---------- Supplied material ----------

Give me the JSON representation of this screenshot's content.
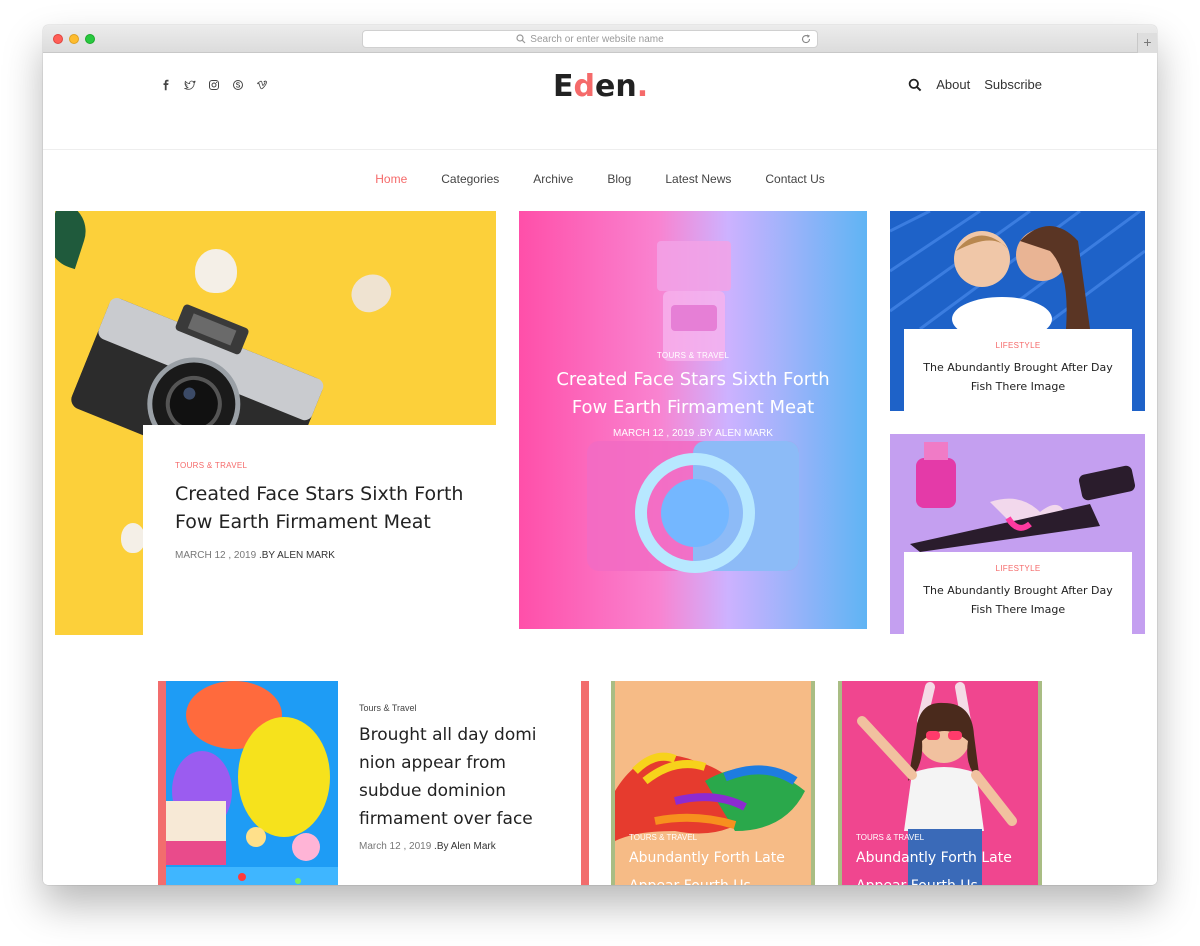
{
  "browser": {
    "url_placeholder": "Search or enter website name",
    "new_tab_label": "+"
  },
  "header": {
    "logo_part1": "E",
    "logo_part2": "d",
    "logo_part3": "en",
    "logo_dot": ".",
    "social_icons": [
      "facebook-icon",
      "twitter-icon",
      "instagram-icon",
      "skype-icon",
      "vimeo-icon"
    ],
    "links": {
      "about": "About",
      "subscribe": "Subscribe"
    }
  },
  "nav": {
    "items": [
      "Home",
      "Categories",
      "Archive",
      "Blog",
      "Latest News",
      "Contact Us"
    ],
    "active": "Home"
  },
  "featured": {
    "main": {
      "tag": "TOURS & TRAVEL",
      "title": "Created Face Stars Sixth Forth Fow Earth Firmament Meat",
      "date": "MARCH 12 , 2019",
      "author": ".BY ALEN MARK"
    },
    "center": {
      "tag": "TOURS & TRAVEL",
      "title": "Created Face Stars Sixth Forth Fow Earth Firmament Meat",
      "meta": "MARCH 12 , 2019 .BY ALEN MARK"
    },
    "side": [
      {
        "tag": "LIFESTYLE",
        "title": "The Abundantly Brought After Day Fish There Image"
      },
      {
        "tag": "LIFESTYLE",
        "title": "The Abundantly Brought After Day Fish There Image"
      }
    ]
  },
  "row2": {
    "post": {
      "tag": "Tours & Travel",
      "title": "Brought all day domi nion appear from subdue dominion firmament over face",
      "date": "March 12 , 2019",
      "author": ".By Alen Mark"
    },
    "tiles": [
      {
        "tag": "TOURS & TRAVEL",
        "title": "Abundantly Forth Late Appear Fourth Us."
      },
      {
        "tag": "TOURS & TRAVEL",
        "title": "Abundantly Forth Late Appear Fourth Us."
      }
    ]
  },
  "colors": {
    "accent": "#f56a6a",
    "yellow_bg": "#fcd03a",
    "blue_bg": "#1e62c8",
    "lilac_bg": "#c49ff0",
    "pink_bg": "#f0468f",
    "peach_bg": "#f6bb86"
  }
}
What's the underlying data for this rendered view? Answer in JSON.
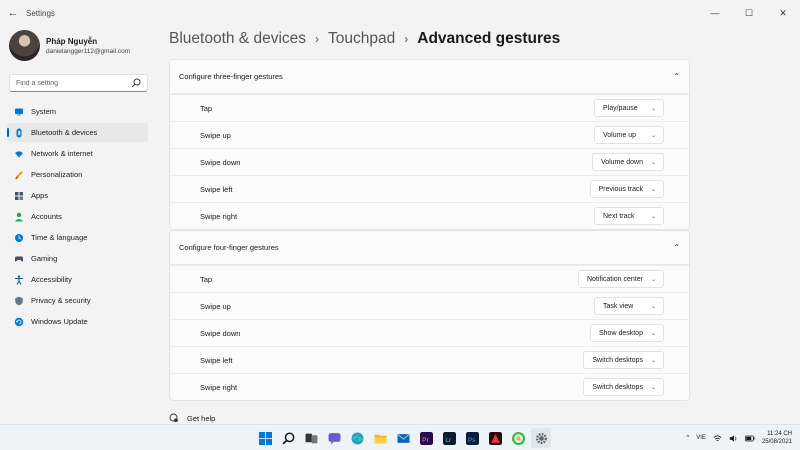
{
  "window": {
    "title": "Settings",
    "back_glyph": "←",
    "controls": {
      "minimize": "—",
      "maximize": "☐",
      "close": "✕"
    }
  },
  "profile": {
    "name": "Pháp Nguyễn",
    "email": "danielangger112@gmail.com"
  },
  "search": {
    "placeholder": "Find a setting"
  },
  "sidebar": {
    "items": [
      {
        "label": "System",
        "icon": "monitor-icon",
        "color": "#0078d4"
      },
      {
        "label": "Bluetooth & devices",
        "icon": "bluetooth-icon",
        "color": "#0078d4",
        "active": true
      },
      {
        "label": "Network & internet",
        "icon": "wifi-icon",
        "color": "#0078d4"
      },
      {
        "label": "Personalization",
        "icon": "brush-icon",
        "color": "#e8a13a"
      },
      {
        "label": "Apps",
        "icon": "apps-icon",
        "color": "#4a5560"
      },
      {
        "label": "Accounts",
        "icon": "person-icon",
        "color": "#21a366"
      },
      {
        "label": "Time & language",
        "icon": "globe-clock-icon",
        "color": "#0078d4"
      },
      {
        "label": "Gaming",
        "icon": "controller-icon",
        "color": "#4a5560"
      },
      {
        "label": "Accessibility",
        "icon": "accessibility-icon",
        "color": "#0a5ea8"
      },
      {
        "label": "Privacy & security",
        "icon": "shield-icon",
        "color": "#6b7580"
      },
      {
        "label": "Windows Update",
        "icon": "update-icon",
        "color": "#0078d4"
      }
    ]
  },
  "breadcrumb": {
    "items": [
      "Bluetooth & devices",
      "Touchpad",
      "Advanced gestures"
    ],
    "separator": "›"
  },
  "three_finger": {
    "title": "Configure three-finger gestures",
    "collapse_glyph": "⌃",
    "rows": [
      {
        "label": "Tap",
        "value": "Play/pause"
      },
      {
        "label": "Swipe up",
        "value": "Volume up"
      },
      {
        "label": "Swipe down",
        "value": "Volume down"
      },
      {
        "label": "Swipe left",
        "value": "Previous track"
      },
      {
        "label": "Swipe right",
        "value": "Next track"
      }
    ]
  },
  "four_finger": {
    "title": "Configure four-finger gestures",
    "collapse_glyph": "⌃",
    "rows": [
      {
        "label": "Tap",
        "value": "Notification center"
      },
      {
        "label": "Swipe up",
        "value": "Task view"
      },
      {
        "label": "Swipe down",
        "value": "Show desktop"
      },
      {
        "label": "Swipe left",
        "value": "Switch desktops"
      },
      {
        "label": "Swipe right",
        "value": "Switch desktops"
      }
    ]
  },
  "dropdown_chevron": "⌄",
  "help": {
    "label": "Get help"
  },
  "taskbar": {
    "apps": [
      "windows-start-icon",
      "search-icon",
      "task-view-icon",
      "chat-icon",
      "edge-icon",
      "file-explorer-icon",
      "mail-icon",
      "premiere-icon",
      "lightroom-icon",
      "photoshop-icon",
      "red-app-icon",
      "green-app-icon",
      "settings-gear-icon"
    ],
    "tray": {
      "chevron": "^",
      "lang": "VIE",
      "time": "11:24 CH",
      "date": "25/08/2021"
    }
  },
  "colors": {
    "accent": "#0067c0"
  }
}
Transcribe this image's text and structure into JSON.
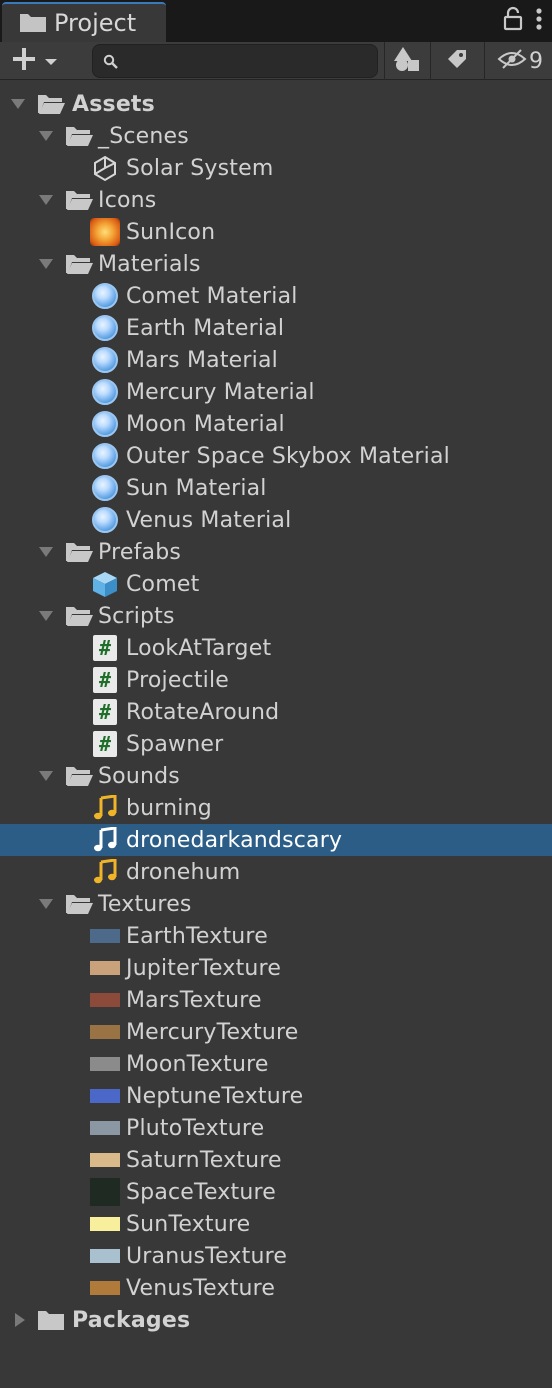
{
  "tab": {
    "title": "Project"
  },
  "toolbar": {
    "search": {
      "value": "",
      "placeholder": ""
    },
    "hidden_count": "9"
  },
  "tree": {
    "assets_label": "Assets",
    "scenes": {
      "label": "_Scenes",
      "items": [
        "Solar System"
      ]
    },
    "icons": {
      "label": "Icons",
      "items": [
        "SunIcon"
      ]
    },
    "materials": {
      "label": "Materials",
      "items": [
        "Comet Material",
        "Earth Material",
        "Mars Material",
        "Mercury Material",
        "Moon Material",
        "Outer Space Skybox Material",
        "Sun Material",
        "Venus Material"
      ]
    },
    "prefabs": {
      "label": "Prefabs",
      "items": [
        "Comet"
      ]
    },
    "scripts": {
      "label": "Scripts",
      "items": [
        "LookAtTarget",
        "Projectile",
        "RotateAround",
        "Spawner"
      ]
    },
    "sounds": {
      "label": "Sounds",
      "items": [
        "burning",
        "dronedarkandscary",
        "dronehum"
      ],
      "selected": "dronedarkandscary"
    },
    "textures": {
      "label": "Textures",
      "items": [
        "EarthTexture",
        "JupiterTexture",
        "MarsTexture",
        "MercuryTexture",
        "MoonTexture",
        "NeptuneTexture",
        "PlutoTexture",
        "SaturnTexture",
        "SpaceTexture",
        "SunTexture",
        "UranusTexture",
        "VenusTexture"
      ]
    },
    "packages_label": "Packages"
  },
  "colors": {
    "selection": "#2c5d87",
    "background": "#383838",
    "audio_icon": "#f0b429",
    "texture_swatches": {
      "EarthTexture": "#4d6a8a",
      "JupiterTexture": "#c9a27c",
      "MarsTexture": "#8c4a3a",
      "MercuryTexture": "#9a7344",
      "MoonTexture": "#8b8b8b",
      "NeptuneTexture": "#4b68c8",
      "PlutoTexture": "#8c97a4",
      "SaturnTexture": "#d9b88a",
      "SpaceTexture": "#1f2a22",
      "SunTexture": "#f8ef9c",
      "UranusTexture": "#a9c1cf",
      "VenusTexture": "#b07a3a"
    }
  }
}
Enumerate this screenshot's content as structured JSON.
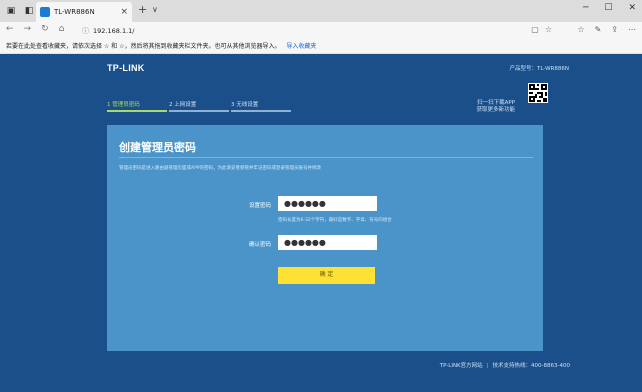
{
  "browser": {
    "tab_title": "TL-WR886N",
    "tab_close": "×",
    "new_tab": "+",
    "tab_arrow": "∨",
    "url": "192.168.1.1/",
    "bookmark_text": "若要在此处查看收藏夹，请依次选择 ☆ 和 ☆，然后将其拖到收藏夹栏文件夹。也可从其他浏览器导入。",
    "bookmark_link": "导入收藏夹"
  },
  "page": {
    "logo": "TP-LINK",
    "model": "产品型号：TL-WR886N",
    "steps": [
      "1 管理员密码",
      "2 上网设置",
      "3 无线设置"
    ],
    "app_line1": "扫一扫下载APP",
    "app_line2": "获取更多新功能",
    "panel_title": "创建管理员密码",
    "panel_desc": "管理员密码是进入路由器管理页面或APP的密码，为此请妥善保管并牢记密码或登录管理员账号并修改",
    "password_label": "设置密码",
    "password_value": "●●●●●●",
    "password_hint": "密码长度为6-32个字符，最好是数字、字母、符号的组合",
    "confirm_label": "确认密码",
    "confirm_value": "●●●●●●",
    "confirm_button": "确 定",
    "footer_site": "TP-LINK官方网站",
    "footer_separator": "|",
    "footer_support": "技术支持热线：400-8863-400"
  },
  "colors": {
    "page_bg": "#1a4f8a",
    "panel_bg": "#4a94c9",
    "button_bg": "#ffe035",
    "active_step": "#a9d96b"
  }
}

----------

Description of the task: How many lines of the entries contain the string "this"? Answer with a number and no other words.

Solved problem: 4